WHAT THE TASK ASKS.
Could you please retype the records exactly, minus their pictures?

Web page and app entries
====
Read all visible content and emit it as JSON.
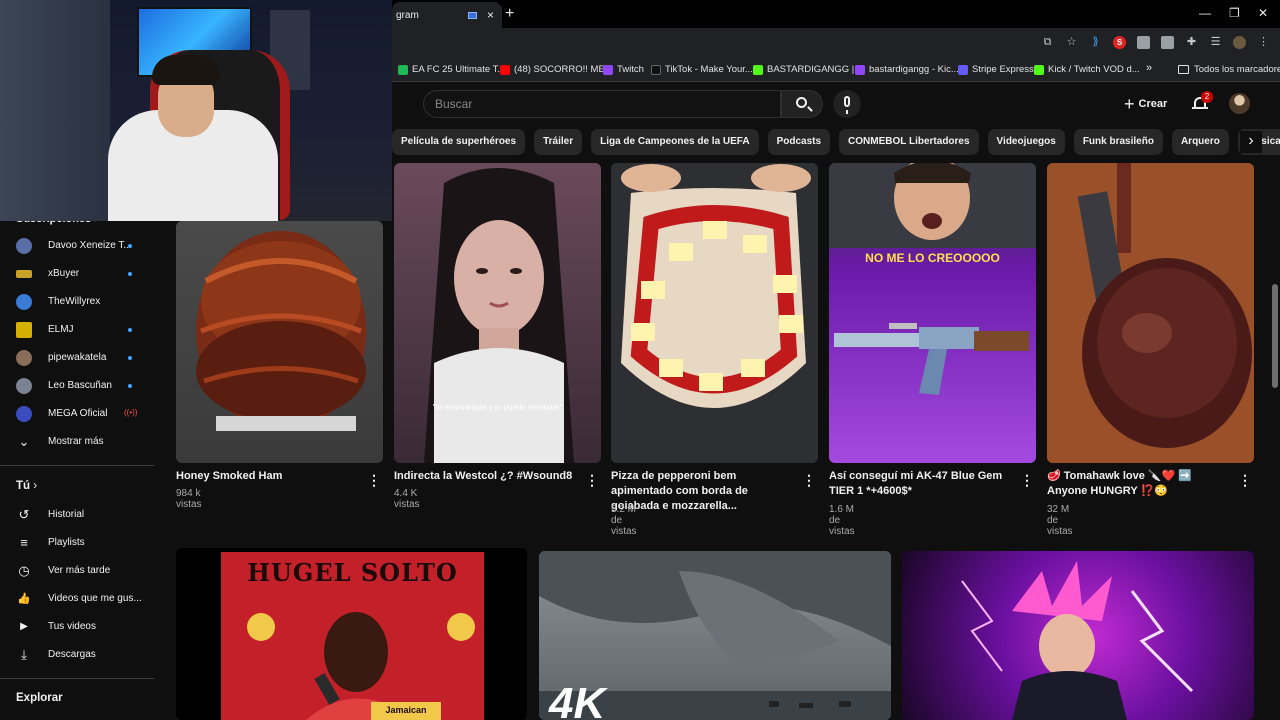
{
  "browser": {
    "tab_title": "gram",
    "new_tab": "+",
    "tab_close": "×",
    "window_minimize": "—",
    "window_restore": "❐",
    "window_close": "✕",
    "bookmarks": [
      {
        "label": "EA FC 25 Ultimate T...",
        "color": "#1db954"
      },
      {
        "label": "(48) SOCORRO!! ME...",
        "color": "#ff0000"
      },
      {
        "label": "Twitch",
        "color": "#9146ff"
      },
      {
        "label": "TikTok - Make Your...",
        "color": "#111111"
      },
      {
        "label": "BASTARDIGANGG |...",
        "color": "#53fc18"
      },
      {
        "label": "bastardigangg - Kic...",
        "color": "#9146ff"
      },
      {
        "label": "Stripe Express",
        "color": "#635bff"
      },
      {
        "label": "Kick / Twitch VOD d...",
        "color": "#53fc18"
      }
    ],
    "bookmarks_more": "»",
    "all_bookmarks": "Todos los marcadores"
  },
  "header": {
    "search_placeholder": "Buscar",
    "create_label": "Crear",
    "notification_count": "2"
  },
  "chips": [
    "Película de superhéroes",
    "Tráiler",
    "Liga de Campeones de la UEFA",
    "Podcasts",
    "CONMEBOL Libertadores",
    "Videojuegos",
    "Funk brasileño",
    "Arquero",
    "Música regional mexicana"
  ],
  "sidebar": {
    "subscriptions_title": "Suscripciones >",
    "subscriptions": [
      {
        "name": "Davoo Xeneize T...",
        "status": "new",
        "color": "#5a6fa8"
      },
      {
        "name": "xBuyer",
        "status": "new",
        "color": "#c9a227"
      },
      {
        "name": "TheWillyrex",
        "status": "none",
        "color": "#3a7bd5"
      },
      {
        "name": "ELMJ",
        "status": "new",
        "color": "#d4b000"
      },
      {
        "name": "pipewakatela",
        "status": "new",
        "color": "#8a6d5a"
      },
      {
        "name": "Leo Bascuñan",
        "status": "new",
        "color": "#7b8290"
      },
      {
        "name": "MEGA Oficial",
        "status": "live",
        "color": "#3b4cc0"
      }
    ],
    "live_glyph": "((•))",
    "show_more": "Mostrar más",
    "you_title": "Tú",
    "you_items": [
      {
        "label": "Historial",
        "icon": "history-icon",
        "glyph": "↺"
      },
      {
        "label": "Playlists",
        "icon": "playlist-icon",
        "glyph": "≡"
      },
      {
        "label": "Ver más tarde",
        "icon": "clock-icon",
        "glyph": "◷"
      },
      {
        "label": "Videos que me gus...",
        "icon": "like-icon",
        "glyph": "👍"
      },
      {
        "label": "Tus videos",
        "icon": "video-icon",
        "glyph": "▶"
      },
      {
        "label": "Descargas",
        "icon": "download-icon",
        "glyph": "⤓"
      }
    ],
    "explore_title": "Explorar"
  },
  "shorts": [
    {
      "title": "Honey Smoked Ham",
      "meta": "984 k vistas",
      "color1": "#7a2b16",
      "color2": "#3a3a3a"
    },
    {
      "title": "Indirecta la Westcol ¿? #Wsound8",
      "meta": "4.4 K vistas",
      "color1": "#3a2a35",
      "color2": "#d9b0a6",
      "caption": "\"te enamoraste y lo puedo entender\""
    },
    {
      "title": "Pizza de pepperoni bem apimentado com borda de goiabada e mozzarella...",
      "meta": "5.2 M de vistas",
      "color1": "#e7d8c4",
      "color2": "#c11a1a"
    },
    {
      "title": "Así conseguí mi AK-47 Blue Gem TIER 1 *+4600$*",
      "meta": "1.6 M de vistas",
      "color1": "#6a1aa8",
      "color2": "#a44ae0",
      "caption": "NO ME LO CREOOOOO"
    },
    {
      "title": "🥩 Tomahawk love 🔪❤️ ➡️ Anyone HUNGRY ⁉️😳",
      "meta": "32 M de vistas",
      "color1": "#5a2a20",
      "color2": "#a0502a"
    }
  ],
  "videos": [
    {
      "thumb_text": "HUGEL SOLTO",
      "sub_text": "Jamaican",
      "color1": "#8a1a1a",
      "color2": "#e33c3c"
    },
    {
      "thumb_text": "4K",
      "color1": "#4a5560",
      "color2": "#9aa3a8"
    },
    {
      "thumb_text": "",
      "color1": "#2a0a3a",
      "color2": "#c02ad0"
    }
  ],
  "menu_glyph": "⋮"
}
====
RESULT OF THIS EXERCISE.
Read all visible content and emit it as JSON.
{
  "browser": {
    "tab_title": "gram",
    "new_tab": "+",
    "tab_close": "×",
    "window_minimize": "—",
    "window_restore": "❐",
    "window_close": "✕",
    "bookmarks": [
      {
        "label": "EA FC 25 Ultimate T...",
        "color": "#1db954"
      },
      {
        "label": "(48) SOCORRO!! ME...",
        "color": "#ff0000"
      },
      {
        "label": "Twitch",
        "color": "#9146ff"
      },
      {
        "label": "TikTok - Make Your...",
        "color": "#111111"
      },
      {
        "label": "BASTARDIGANGG |...",
        "color": "#53fc18"
      },
      {
        "label": "bastardigangg - Kic...",
        "color": "#9146ff"
      },
      {
        "label": "Stripe Express",
        "color": "#635bff"
      },
      {
        "label": "Kick / Twitch VOD d...",
        "color": "#53fc18"
      }
    ],
    "bookmarks_more": "»",
    "all_bookmarks": "Todos los marcadores"
  },
  "header": {
    "search_placeholder": "Buscar",
    "create_label": "Crear",
    "notification_count": "2"
  },
  "chips": [
    "Película de superhéroes",
    "Tráiler",
    "Liga de Campeones de la UEFA",
    "Podcasts",
    "CONMEBOL Libertadores",
    "Videojuegos",
    "Funk brasileño",
    "Arquero",
    "Música regional mexicana"
  ],
  "sidebar": {
    "subscriptions_title": "Suscripciones >",
    "subscriptions": [
      {
        "name": "Davoo Xeneize T...",
        "status": "new",
        "color": "#5a6fa8"
      },
      {
        "name": "xBuyer",
        "status": "new",
        "color": "#c9a227"
      },
      {
        "name": "TheWillyrex",
        "status": "none",
        "color": "#3a7bd5"
      },
      {
        "name": "ELMJ",
        "status": "new",
        "color": "#d4b000"
      },
      {
        "name": "pipewakatela",
        "status": "new",
        "color": "#8a6d5a"
      },
      {
        "name": "Leo Bascuñan",
        "status": "new",
        "color": "#7b8290"
      },
      {
        "name": "MEGA Oficial",
        "status": "live",
        "color": "#3b4cc0"
      }
    ],
    "live_glyph": "((•))",
    "show_more": "Mostrar más",
    "you_title": "Tú",
    "you_items": [
      {
        "label": "Historial",
        "icon": "history-icon",
        "glyph": "↺"
      },
      {
        "label": "Playlists",
        "icon": "playlist-icon",
        "glyph": "≡"
      },
      {
        "label": "Ver más tarde",
        "icon": "clock-icon",
        "glyph": "◷"
      },
      {
        "label": "Videos que me gus...",
        "icon": "like-icon",
        "glyph": "👍"
      },
      {
        "label": "Tus videos",
        "icon": "video-icon",
        "glyph": "▶"
      },
      {
        "label": "Descargas",
        "icon": "download-icon",
        "glyph": "⤓"
      }
    ],
    "explore_title": "Explorar"
  },
  "shorts": [
    {
      "title": "Honey Smoked Ham",
      "meta": "984 k vistas",
      "color1": "#7a2b16",
      "color2": "#3a3a3a"
    },
    {
      "title": "Indirecta la Westcol ¿? #Wsound8",
      "meta": "4.4 K vistas",
      "color1": "#3a2a35",
      "color2": "#d9b0a6",
      "caption": "\"te enamoraste y lo puedo entender\""
    },
    {
      "title": "Pizza de pepperoni bem apimentado com borda de goiabada e mozzarella...",
      "meta": "5.2 M de vistas",
      "color1": "#e7d8c4",
      "color2": "#c11a1a"
    },
    {
      "title": "Así conseguí mi AK-47 Blue Gem TIER 1 *+4600$*",
      "meta": "1.6 M de vistas",
      "color1": "#6a1aa8",
      "color2": "#a44ae0",
      "caption": "NO ME LO CREOOOOO"
    },
    {
      "title": "🥩 Tomahawk love 🔪❤️ ➡️ Anyone HUNGRY ⁉️😳",
      "meta": "32 M de vistas",
      "color1": "#5a2a20",
      "color2": "#a0502a"
    }
  ],
  "videos": [
    {
      "thumb_text": "HUGEL SOLTO",
      "sub_text": "Jamaican",
      "color1": "#8a1a1a",
      "color2": "#e33c3c"
    },
    {
      "thumb_text": "4K",
      "color1": "#4a5560",
      "color2": "#9aa3a8"
    },
    {
      "thumb_text": "",
      "color1": "#2a0a3a",
      "color2": "#c02ad0"
    }
  ],
  "menu_glyph": "⋮"
}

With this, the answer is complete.